may 5/RUN

4 miles
river road, north/seabury, south/river road, south/edmund, south
48 degrees

Started my run listening to 2 male black-capped chickadees calling out to each other over and over again. Sometimes one after the other, sometimes on top of each other. I wish I could have recorded it. As they called out, I tried to remember the words to my recent poem about them. All I could think of was: “let’s do nothing—slow down/down size” and “hello? hello.”

A nice run. Forgot to greet the Welcoming Oaks as I ran by them but did notice that there were 3 or 4 cairns stacked on the ancient boulders–both the tall and short ones. In past years, there’s has only ever been one cairn stacked on the taller rock. Ran down through the tunnel of trees and checked the progress of the leaves: a full green veil. No view of the trail winding through the forest to the river. In other spots, higher up on the path, I could see brief slashes of the river through the greening trees.

Started reciting my poem of the week: Ode to My Right Knee. I struggled to pronounce “obstreperous” and had to say it a few times in my head before I got it right and could move on. Favorite lines today? I think it was: “Membrane matter-of-factly/corroding, crazed cartilage calming chipping/away as another arduous ambulation/ begins. Bone bruising bone.” Thought about how quickly I recite this poem–not franticly, but almost. Why? Is it the alliteration and how it seems shaped by the words and not any particular meter? Am I not noticing the rhythm?

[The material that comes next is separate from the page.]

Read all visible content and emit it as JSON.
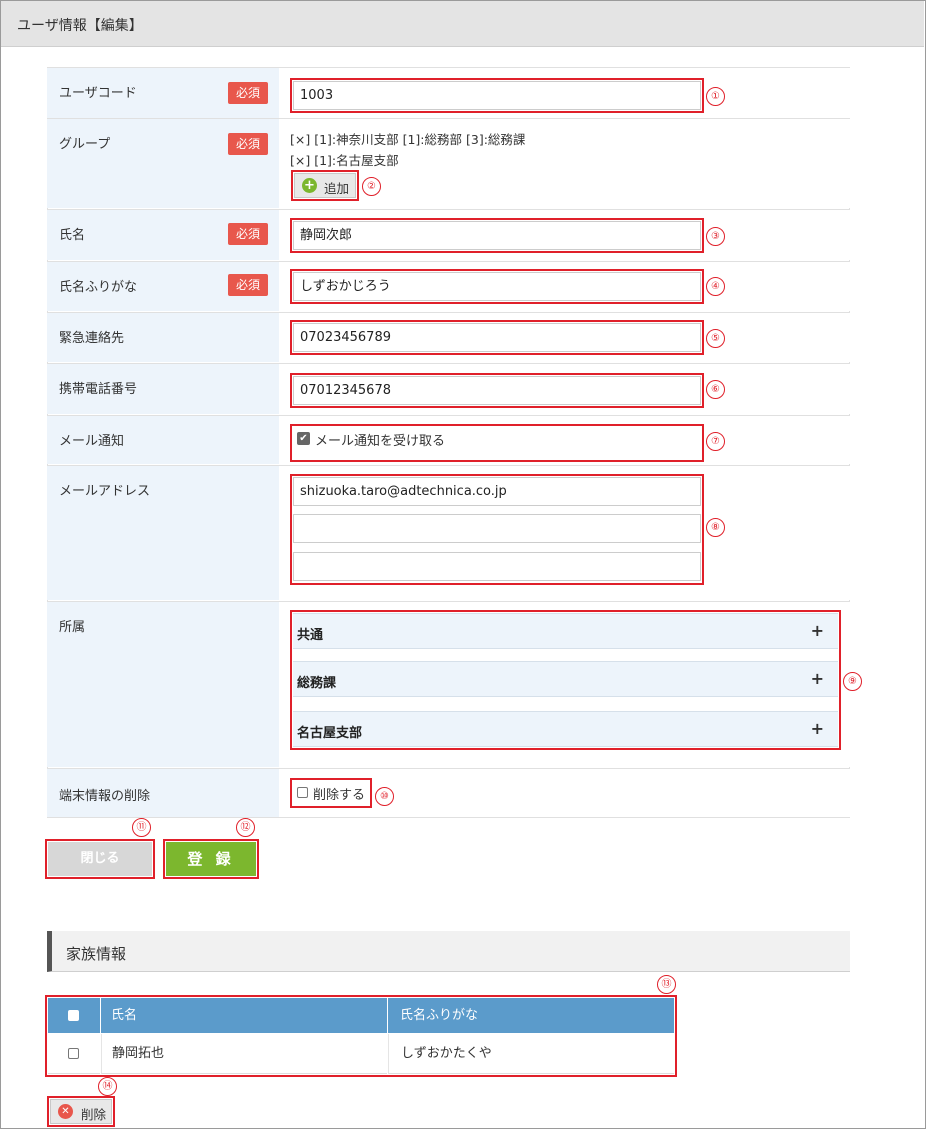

After reciting the ode for a while, I decided to recite all of the other poems I’ve memorized this year. Stumbled a little in “tell all the truth but tell it slant” on the line: “As lightening to the children eased/with explanation kind”

I feel like there was something else that happened that I’m forgetting now, something that made me stop reciting for a few minutes. What was it? Oh–I remember! Running south on seabury, then the river road trail, I kept hearing this strange rubbing, almost squeaking sound. At times I thought I was causing it–a weird way I was running or some part of my jacket or ponytail brushing against my shoulder? Then I thought it might be an odd bird call or another runner’s or walker’s noisy gait. Still not sure what caused it but it was probably was me since it followed me for a lot of the time. Maybe it was my shadow? Whatever it was, it was mildly irritating.

Came across this wonderful poem about water in the collection Rose, the other day:

WATER/ Li Young-Lee

The sound of the 36 pines side by side
the years and swaying all night like
  individual humans is the sound
of water, which is the oldest sound,
the first sound we forgot.

At the ocean
my brother stands in water
to his knees, his chest bare, hard, his
thick and muscular. He is no
In water
my sister is no longer
lonely. Her right leg is crooked and
than her left, but she swims straight.
Her whole body is a glimmering fish.

Water is my father’s life-sign.
Son of water who’ll die by water,
the element which rules his life shall
  take it.
After being told by a wish man in
after almost drowning twice,
he avoided water. But the sign of
is a flowing sign, going where its
  children go.

Water has invaded my father’s
heart, swollen, heavy,
twice as large. Bloated
liver. Bloated legs.
The feet have become balloons.
A respirator mask makes him look
like a diver. When I lay my face
against his–the sound of water

The sound of washing
is the sound of sighting,
is the only sound
as I was my father’s feet—
those lonely twins
who have forgotten one another—
one by one in warm water
I tested with my wrist.
In soapy water
they’re two dumb fish
whose eyes close in a filmy dream.

I dry, then powder them
with talc rising in cluods
like dust lifting
behind jeeps, a truck where he sat
bleeding through his socks.
1949, he’s 30 years old,
his toenails pulled out,
his toes beaten a beautiful
violet that reminds him
of Hunan, barely morning
in the yard, and where
he walked, the grass springing back
damp and green.

The sound of rain
outlives us. I listen,
someone is whispering.
Tonight, it’s water
the curtains resemble, water
drumming on the steel cellar door,
we crossed to come to America,
water I’ll cross to go back,
water which will kill my father.
The sac of water we live in.

Last year, I posted another poem by Li Young-Lee, “From Blossoms.” Such a wonderful poet! What a great opening stanza. I’d definitely like to add that to lines I’ve memorized:

The sound of the 36 pines side by side
the years and swaying all night like
  individual humans is the sound
of water, which is the oldest sound,
the first sound we forgot.

I have started to acquire many wonderful poems about water. Maybe in June, in honor of what should be the start of Open Swim, I’ll memorize a series of water poems. This one, and one by Ed Bok Lee, one by May Swenson, and one by Maxine Kumin. I might have a few more too.